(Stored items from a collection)
________

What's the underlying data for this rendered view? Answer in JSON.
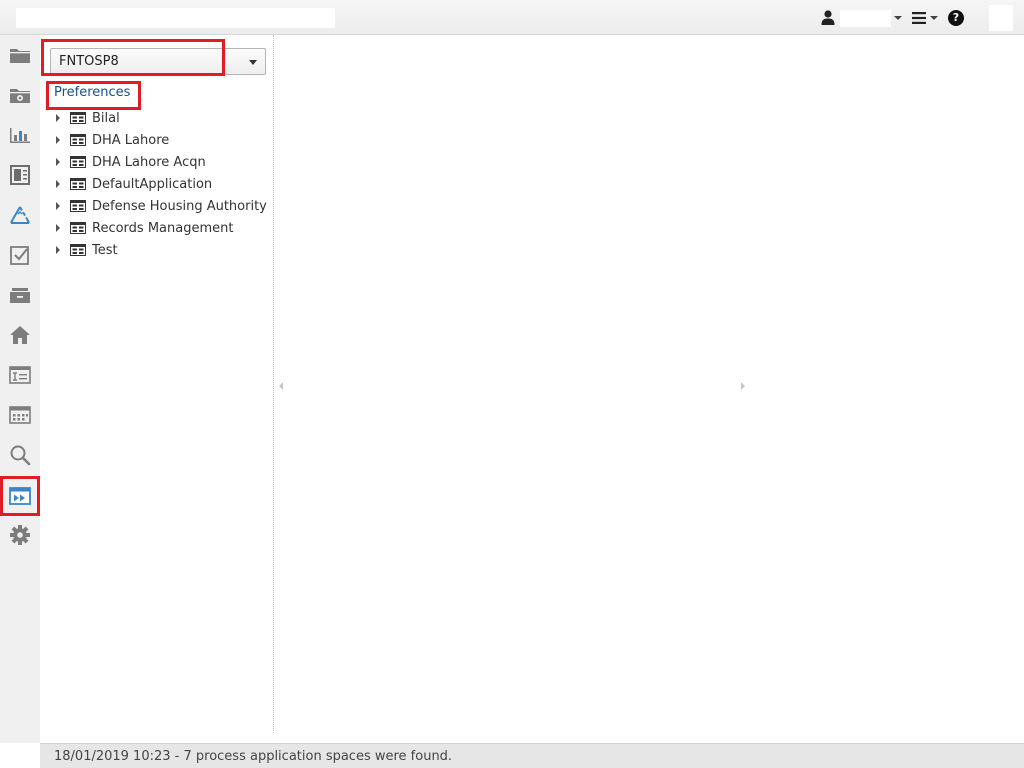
{
  "topbar": {
    "user_icon": "user-icon",
    "menu_icon": "hamburger-menu-icon",
    "help_icon": "help-icon",
    "help_glyph": "?"
  },
  "rail": {
    "items": [
      {
        "icon": "folder-icon"
      },
      {
        "icon": "folder-gear-icon"
      },
      {
        "icon": "bar-chart-icon"
      },
      {
        "icon": "document-panel-icon"
      },
      {
        "icon": "recycle-icon"
      },
      {
        "icon": "checkbox-task-icon"
      },
      {
        "icon": "inbox-tray-icon"
      },
      {
        "icon": "home-icon"
      },
      {
        "icon": "form-text-icon"
      },
      {
        "icon": "calendar-grid-icon"
      },
      {
        "icon": "search-icon"
      },
      {
        "icon": "fast-forward-window-icon",
        "active": true
      },
      {
        "icon": "gear-icon"
      }
    ]
  },
  "tree": {
    "connection_select": {
      "value": "FNTOSP8"
    },
    "preferences_link": "Preferences",
    "items": [
      {
        "label": "Bilal"
      },
      {
        "label": "DHA Lahore"
      },
      {
        "label": "DHA Lahore Acqn"
      },
      {
        "label": "DefaultApplication"
      },
      {
        "label": "Defense Housing Authority"
      },
      {
        "label": "Records Management"
      },
      {
        "label": "Test"
      }
    ]
  },
  "status": {
    "text": "18/01/2019 10:23 - 7 process application spaces were found."
  },
  "colors": {
    "highlight": "#e01c24",
    "icon_gray": "#7d7d7d",
    "icon_blue": "#3a86c8",
    "link": "#1a4f86"
  }
}
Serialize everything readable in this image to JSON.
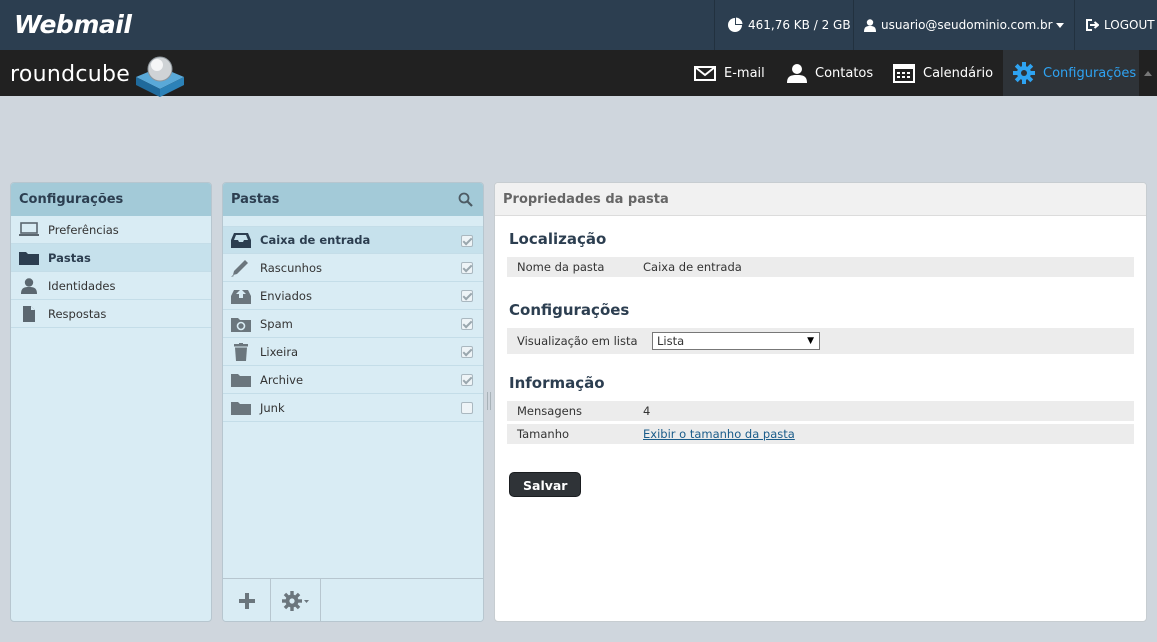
{
  "topbar": {
    "brand": "Webmail",
    "quota": "461,76 KB / 2 GB",
    "user": "usuario@seudominio.com.br",
    "logout": "LOGOUT"
  },
  "navbar": {
    "logo_text": "roundcube",
    "items": [
      {
        "label": "E-mail",
        "icon": "envelope-icon"
      },
      {
        "label": "Contatos",
        "icon": "person-icon"
      },
      {
        "label": "Calendário",
        "icon": "calendar-icon"
      },
      {
        "label": "Configurações",
        "icon": "gear-icon",
        "active": true
      }
    ]
  },
  "settings_panel": {
    "title": "Configurações",
    "items": [
      {
        "label": "Preferências",
        "icon": "monitor-icon"
      },
      {
        "label": "Pastas",
        "icon": "folder-icon",
        "selected": true
      },
      {
        "label": "Identidades",
        "icon": "person-icon"
      },
      {
        "label": "Respostas",
        "icon": "document-icon"
      }
    ]
  },
  "folders_panel": {
    "title": "Pastas",
    "folders": [
      {
        "label": "Caixa de entrada",
        "icon": "inbox-icon",
        "subscribed": true,
        "selected": true
      },
      {
        "label": "Rascunhos",
        "icon": "pencil-icon",
        "subscribed": true
      },
      {
        "label": "Enviados",
        "icon": "sent-icon",
        "subscribed": true
      },
      {
        "label": "Spam",
        "icon": "spam-icon",
        "subscribed": true
      },
      {
        "label": "Lixeira",
        "icon": "trash-icon",
        "subscribed": true
      },
      {
        "label": "Archive",
        "icon": "folder-icon",
        "subscribed": true
      },
      {
        "label": "Junk",
        "icon": "folder-icon",
        "subscribed": false
      }
    ]
  },
  "props_panel": {
    "title": "Propriedades da pasta",
    "location_title": "Localização",
    "folder_name_label": "Nome da pasta",
    "folder_name_value": "Caixa de entrada",
    "settings_title": "Configurações",
    "list_view_label": "Visualização em lista",
    "list_view_value": "Lista",
    "info_title": "Informação",
    "messages_label": "Mensagens",
    "messages_value": "4",
    "size_label": "Tamanho",
    "size_link": "Exibir o tamanho da pasta",
    "save_label": "Salvar"
  }
}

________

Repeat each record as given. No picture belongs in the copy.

» OUTPUT FOR THIS EXERCISE:
What's the underlying data for this rendered view? Answer in JSON.
{
  "topbar": {
    "user_icon": "user-icon",
    "menu_icon": "hamburger-menu-icon",
    "help_icon": "help-icon",
    "help_glyph": "?"
  },
  "rail": {
    "items": [
      {
        "icon": "folder-icon"
      },
      {
        "icon": "folder-gear-icon"
      },
      {
        "icon": "bar-chart-icon"
      },
      {
        "icon": "document-panel-icon"
      },
      {
        "icon": "recycle-icon"
      },
      {
        "icon": "checkbox-task-icon"
      },
      {
        "icon": "inbox-tray-icon"
      },
      {
        "icon": "home-icon"
      },
      {
        "icon": "form-text-icon"
      },
      {
        "icon": "calendar-grid-icon"
      },
      {
        "icon": "search-icon"
      },
      {
        "icon": "fast-forward-window-icon",
        "active": true
      },
      {
        "icon": "gear-icon"
      }
    ]
  },
  "tree": {
    "connection_select": {
      "value": "FNTOSP8"
    },
    "preferences_link": "Preferences",
    "items": [
      {
        "label": "Bilal"
      },
      {
        "label": "DHA Lahore"
      },
      {
        "label": "DHA Lahore Acqn"
      },
      {
        "label": "DefaultApplication"
      },
      {
        "label": "Defense Housing Authority"
      },
      {
        "label": "Records Management"
      },
      {
        "label": "Test"
      }
    ]
  },
  "status": {
    "text": "18/01/2019 10:23 - 7 process application spaces were found."
  },
  "colors": {
    "highlight": "#e01c24",
    "icon_gray": "#7d7d7d",
    "icon_blue": "#3a86c8",
    "link": "#1a4f86"
  }
}
Serialize everything readable in this image to JSON.
{
  "topbar": {
    "brand": "Webmail",
    "quota": "461,76 KB / 2 GB",
    "user": "usuario@seudominio.com.br",
    "logout": "LOGOUT"
  },
  "navbar": {
    "logo_text": "roundcube",
    "items": [
      {
        "label": "E-mail",
        "icon": "envelope-icon"
      },
      {
        "label": "Contatos",
        "icon": "person-icon"
      },
      {
        "label": "Calendário",
        "icon": "calendar-icon"
      },
      {
        "label": "Configurações",
        "icon": "gear-icon",
        "active": true
      }
    ]
  },
  "settings_panel": {
    "title": "Configurações",
    "items": [
      {
        "label": "Preferências",
        "icon": "monitor-icon"
      },
      {
        "label": "Pastas",
        "icon": "folder-icon",
        "selected": true
      },
      {
        "label": "Identidades",
        "icon": "person-icon"
      },
      {
        "label": "Respostas",
        "icon": "document-icon"
      }
    ]
  },
  "folders_panel": {
    "title": "Pastas",
    "folders": [
      {
        "label": "Caixa de entrada",
        "icon": "inbox-icon",
        "subscribed": true,
        "selected": true
      },
      {
        "label": "Rascunhos",
        "icon": "pencil-icon",
        "subscribed": true
      },
      {
        "label": "Enviados",
        "icon": "sent-icon",
        "subscribed": true
      },
      {
        "label": "Spam",
        "icon": "spam-icon",
        "subscribed": true
      },
      {
        "label": "Lixeira",
        "icon": "trash-icon",
        "subscribed": true
      },
      {
        "label": "Archive",
        "icon": "folder-icon",
        "subscribed": true
      },
      {
        "label": "Junk",
        "icon": "folder-icon",
        "subscribed": false
      }
    ]
  },
  "props_panel": {
    "title": "Propriedades da pasta",
    "location_title": "Localização",
    "folder_name_label": "Nome da pasta",
    "folder_name_value": "Caixa de entrada",
    "settings_title": "Configurações",
    "list_view_label": "Visualização em lista",
    "list_view_value": "Lista",
    "info_title": "Informação",
    "messages_label": "Mensagens",
    "messages_value": "4",
    "size_label": "Tamanho",
    "size_link": "Exibir o tamanho da pasta",
    "save_label": "Salvar"
  }
}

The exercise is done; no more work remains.